WHAT NEEDS TO BE DONE :: When the word "Time" shows up in a line of the records below, copy that line.
━━ SUPPLIED DATA ━━
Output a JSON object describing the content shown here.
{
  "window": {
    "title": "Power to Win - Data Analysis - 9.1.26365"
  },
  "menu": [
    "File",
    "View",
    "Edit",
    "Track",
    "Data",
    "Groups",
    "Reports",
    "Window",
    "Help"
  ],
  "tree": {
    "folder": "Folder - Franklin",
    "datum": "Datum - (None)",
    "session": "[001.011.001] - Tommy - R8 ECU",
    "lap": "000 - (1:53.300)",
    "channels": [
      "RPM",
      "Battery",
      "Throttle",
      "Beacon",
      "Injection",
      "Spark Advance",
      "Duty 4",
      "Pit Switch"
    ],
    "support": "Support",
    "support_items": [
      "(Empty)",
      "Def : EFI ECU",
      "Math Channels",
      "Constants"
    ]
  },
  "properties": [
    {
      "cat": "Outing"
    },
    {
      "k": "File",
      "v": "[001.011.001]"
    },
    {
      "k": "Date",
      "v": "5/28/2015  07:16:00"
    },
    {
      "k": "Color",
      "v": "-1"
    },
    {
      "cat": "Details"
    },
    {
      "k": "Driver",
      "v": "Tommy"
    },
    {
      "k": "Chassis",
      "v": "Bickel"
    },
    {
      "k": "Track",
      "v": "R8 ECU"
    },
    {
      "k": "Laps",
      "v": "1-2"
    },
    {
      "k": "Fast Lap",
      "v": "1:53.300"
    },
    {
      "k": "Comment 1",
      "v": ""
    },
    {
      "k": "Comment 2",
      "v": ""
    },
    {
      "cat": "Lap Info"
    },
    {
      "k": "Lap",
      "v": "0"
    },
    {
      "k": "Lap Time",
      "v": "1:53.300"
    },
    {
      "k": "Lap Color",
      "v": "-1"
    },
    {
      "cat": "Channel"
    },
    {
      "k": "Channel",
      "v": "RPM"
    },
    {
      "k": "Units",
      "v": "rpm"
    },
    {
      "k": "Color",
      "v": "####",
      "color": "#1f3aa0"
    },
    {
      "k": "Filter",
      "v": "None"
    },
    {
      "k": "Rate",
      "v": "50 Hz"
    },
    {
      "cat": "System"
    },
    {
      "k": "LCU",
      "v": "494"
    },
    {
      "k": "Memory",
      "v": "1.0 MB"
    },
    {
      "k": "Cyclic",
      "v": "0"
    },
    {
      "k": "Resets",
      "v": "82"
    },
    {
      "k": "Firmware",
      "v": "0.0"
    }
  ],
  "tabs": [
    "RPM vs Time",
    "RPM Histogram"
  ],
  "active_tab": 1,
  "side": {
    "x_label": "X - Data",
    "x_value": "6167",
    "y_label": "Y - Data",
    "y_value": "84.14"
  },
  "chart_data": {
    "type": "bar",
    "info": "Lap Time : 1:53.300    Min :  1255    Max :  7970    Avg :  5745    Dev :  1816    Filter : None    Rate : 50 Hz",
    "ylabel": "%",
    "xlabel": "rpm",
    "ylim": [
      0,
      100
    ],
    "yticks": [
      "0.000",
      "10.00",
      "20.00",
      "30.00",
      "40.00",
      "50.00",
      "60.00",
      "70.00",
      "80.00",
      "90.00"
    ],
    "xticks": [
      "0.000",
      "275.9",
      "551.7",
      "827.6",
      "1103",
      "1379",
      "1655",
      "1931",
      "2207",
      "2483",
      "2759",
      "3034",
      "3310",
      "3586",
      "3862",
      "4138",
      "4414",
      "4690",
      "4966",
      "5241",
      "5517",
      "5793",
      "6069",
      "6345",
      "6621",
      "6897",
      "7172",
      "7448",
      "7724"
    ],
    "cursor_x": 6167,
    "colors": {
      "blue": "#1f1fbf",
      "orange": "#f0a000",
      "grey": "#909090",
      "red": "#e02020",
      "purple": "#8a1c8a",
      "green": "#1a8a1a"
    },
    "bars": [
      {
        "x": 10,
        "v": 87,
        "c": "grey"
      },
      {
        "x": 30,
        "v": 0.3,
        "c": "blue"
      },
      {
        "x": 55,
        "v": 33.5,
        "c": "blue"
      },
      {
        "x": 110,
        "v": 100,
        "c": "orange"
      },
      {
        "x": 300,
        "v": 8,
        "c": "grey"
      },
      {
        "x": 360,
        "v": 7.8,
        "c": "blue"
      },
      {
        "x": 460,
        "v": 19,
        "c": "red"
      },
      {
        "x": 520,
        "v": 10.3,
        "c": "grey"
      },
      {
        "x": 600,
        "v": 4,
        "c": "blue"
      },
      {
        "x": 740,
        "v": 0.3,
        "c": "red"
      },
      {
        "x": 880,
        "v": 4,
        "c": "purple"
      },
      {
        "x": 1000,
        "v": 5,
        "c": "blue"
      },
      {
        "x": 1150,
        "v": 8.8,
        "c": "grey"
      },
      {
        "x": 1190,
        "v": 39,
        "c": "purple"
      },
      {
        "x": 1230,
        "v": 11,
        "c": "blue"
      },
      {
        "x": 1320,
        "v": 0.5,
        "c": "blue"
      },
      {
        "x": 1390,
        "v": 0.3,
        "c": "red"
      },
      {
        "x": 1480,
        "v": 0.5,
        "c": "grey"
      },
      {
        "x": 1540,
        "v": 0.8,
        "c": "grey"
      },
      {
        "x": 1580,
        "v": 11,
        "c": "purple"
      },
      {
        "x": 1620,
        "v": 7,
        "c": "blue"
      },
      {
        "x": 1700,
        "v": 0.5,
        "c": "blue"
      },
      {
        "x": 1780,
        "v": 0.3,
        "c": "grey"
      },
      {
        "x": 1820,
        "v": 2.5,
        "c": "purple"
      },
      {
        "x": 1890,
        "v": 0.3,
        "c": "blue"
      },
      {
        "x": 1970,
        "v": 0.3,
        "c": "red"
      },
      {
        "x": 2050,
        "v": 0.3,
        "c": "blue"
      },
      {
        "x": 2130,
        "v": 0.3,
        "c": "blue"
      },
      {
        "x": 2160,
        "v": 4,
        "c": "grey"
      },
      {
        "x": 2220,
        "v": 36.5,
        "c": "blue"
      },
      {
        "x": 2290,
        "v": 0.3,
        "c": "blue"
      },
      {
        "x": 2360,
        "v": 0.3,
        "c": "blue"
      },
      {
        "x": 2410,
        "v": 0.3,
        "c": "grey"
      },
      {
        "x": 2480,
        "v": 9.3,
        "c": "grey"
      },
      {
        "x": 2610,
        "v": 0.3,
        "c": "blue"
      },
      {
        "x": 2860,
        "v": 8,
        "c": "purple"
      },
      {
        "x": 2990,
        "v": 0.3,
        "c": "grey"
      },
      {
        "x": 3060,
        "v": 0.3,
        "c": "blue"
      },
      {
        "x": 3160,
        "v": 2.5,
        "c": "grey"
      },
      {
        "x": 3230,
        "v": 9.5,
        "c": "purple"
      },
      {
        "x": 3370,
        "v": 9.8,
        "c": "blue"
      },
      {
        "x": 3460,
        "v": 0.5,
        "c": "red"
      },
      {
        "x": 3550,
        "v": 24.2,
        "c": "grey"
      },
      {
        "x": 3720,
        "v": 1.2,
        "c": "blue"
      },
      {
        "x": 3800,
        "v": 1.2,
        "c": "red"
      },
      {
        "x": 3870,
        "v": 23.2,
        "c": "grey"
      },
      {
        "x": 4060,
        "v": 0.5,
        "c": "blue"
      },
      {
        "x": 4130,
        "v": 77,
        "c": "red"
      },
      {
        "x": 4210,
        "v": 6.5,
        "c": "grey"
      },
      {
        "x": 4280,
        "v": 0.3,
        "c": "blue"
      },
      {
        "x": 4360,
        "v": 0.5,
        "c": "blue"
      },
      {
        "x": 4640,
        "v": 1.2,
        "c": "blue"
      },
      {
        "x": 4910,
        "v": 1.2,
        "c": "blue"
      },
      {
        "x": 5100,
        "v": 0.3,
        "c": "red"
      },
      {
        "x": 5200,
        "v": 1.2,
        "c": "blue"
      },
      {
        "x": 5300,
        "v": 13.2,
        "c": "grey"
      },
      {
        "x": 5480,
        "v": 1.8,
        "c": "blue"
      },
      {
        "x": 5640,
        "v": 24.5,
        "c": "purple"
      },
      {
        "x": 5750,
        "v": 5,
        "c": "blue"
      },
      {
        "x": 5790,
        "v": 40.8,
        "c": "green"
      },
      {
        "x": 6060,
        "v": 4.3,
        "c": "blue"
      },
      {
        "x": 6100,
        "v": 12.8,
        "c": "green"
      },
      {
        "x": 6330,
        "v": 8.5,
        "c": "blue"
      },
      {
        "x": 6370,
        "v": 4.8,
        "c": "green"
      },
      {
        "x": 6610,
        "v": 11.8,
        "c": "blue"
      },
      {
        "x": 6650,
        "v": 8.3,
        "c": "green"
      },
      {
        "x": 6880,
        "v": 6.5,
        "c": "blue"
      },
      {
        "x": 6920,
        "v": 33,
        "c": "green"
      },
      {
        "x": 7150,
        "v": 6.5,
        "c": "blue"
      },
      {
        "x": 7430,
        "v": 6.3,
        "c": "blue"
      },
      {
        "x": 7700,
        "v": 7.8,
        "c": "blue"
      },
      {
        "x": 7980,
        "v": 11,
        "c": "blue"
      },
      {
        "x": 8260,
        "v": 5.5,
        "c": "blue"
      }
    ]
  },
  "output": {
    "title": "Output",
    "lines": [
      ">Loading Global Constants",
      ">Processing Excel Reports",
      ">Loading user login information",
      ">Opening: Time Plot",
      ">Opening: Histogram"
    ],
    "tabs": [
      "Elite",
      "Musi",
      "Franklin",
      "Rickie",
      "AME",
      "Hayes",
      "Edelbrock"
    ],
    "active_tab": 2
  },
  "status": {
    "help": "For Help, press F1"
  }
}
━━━
RESULT OF THIS EXERCISE ::
      "k": "Lap Time",
    "RPM vs Time",
    "info": "Lap Time : 1:53.300    Min :  1255    Max :  7970    Avg :  5745    Dev :  1816    Filter : None    Rate : 50 Hz",
      ">Opening: Time Plot",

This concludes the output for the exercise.